In a succinct and, at times, colourful judgment in Midnight Marine v Thomas Miller Speciality Underwriting Agency (formerly Osprey) [2018], Males J has roundly rejected an Assured’s oral application to overturn a decision made ‘on paper’ by another judge for permission to appeal an arbitration award.

The facts of the underlying dispute are that a barge, the Labhauler, listed at sea, losing its cargo overboard, and subsequently sinking in 2007. A claim by cargo interests against the vessel owners was settled, but the vessel’s P&I Club denied cover.  Owners ignored a London arbitration agreement in the P&I Club’s Rules and brought proceedings against the Club in Canada in 2008 for CAD 625,000 (c. £370,000). The Canadian Supreme Court ordered that these proceedings be stayed in 2010, in recognition of the London arbitration commenced by the Club, also in 2008, for a declaration of non-liability. Fast forward to July 2017 and, after seven years of apparent inactivity, the Assured sought to appoint an arbitrator in the London arbitration.

The Club sought and duly obtained an award from the Tribunal that the Assured’s claim was time-barred by the contractual and/or the statutory limitation periods, alternatively that its claim should be dismissed for inordinate and inexcusable delay under s.41(3) Arbitration Act 1996.

The Assured appealed to the Commercial Court, seeking to overturn the award:

  • on the grounds of procedural irregularity under s.68 of the Act, on the basis that the Tribunal had exceeded its jurisdiction in finding that the Assured was a “claimant” within the meaning of the term in s.41(3), such that the arbitrators were entitled to dismiss its claim; and
  • on a point of law under s.69  of the Act, on the grounds that the claim was not time-barred owing to the Club having commenced arbitration for a negative declaration.

Butcher J. dismissed the challenge, without a hearing, on the basis that the arbitrators’ decision on the law was not obviously wrong and nor did it give rise to a substantial injustice to the applicant Assured.

Males J made short shrift of dismissing the Assured’s oral applications to set aside Butcher J’s decision, and for permission to ask the Court of Appeal for leave to appeal the award. In doing so, the judge referred to the “absurdity” of the Assured’s position, and its “insuperable dilemma” on account of its being required to argue seemingly conflicting positions. On the one hand (for the s.68 case), the Assured argued that it was not the claimant in the arbitration and, therefore, that s.41(3) did not apply. On the other hand (for its s.69 case), it sought to argue that its claim had in effect been referred to arbitration and, therefore, was not time-barred.

The Judge did not pull his punches either in expressing his dismay at the parties’ combined costs of £150,000 in this oral application alone. In his comments about ways in which the Court should in future handle applications for leave to appeal arbitrations more efficiently, he continued the long line of English Court judgments that give deference to the consensual nature of arbitration, referring to the over-arching need not to permit the cost of procedural applications to become so disproportionate.  As the judge put it “There is after all such a thing as killing the golden goose”.

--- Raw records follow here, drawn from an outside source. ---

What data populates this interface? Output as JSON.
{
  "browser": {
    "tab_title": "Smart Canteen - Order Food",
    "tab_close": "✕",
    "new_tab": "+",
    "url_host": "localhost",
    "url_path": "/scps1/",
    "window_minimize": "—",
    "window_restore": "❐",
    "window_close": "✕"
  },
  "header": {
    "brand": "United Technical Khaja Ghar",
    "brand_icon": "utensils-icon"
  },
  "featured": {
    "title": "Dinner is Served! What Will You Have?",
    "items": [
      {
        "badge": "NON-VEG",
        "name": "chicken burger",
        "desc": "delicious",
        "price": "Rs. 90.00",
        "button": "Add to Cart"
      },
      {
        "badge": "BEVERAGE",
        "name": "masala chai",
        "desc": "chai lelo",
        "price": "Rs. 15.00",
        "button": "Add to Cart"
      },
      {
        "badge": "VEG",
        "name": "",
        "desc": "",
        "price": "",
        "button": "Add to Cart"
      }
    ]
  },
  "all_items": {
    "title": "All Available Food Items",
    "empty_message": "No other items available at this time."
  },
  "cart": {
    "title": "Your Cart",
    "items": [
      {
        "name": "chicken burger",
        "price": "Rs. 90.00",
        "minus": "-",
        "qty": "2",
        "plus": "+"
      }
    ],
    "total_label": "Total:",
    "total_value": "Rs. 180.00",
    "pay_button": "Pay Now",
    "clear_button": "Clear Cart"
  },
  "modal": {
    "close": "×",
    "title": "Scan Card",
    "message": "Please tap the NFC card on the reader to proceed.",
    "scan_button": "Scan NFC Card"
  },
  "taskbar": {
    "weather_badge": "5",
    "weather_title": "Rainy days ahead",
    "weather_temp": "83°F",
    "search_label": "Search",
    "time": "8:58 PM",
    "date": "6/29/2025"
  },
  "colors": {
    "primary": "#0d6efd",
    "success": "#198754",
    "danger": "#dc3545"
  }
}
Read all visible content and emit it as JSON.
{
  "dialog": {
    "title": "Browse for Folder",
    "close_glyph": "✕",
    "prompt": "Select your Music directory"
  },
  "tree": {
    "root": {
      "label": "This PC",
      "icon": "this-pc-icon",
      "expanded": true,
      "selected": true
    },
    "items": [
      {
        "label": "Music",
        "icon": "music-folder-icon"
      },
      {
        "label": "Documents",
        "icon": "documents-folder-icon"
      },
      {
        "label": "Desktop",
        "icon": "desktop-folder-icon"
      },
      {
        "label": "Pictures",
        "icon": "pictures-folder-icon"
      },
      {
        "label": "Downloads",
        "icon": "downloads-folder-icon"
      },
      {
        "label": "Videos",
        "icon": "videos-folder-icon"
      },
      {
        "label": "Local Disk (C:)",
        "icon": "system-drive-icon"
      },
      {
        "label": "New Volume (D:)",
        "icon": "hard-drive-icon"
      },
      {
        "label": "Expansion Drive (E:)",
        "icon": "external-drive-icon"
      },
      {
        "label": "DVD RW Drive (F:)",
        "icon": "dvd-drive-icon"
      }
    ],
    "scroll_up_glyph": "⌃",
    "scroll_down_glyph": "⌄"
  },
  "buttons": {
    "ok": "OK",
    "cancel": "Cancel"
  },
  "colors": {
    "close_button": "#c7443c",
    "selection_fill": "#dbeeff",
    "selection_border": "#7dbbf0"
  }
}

As a postscript though, interestingly, Males J indicated that if the s.69 application had stood alone he might have been inclined to grant permission to appeal. A glimmer of encouragement, perhaps, as regards the English Court’s ‘case-by-case’ approach in an otherwise ‘unfriendly’ judgment for those who may be dissatisfied with the outcome of arbitration.

Carrie Radford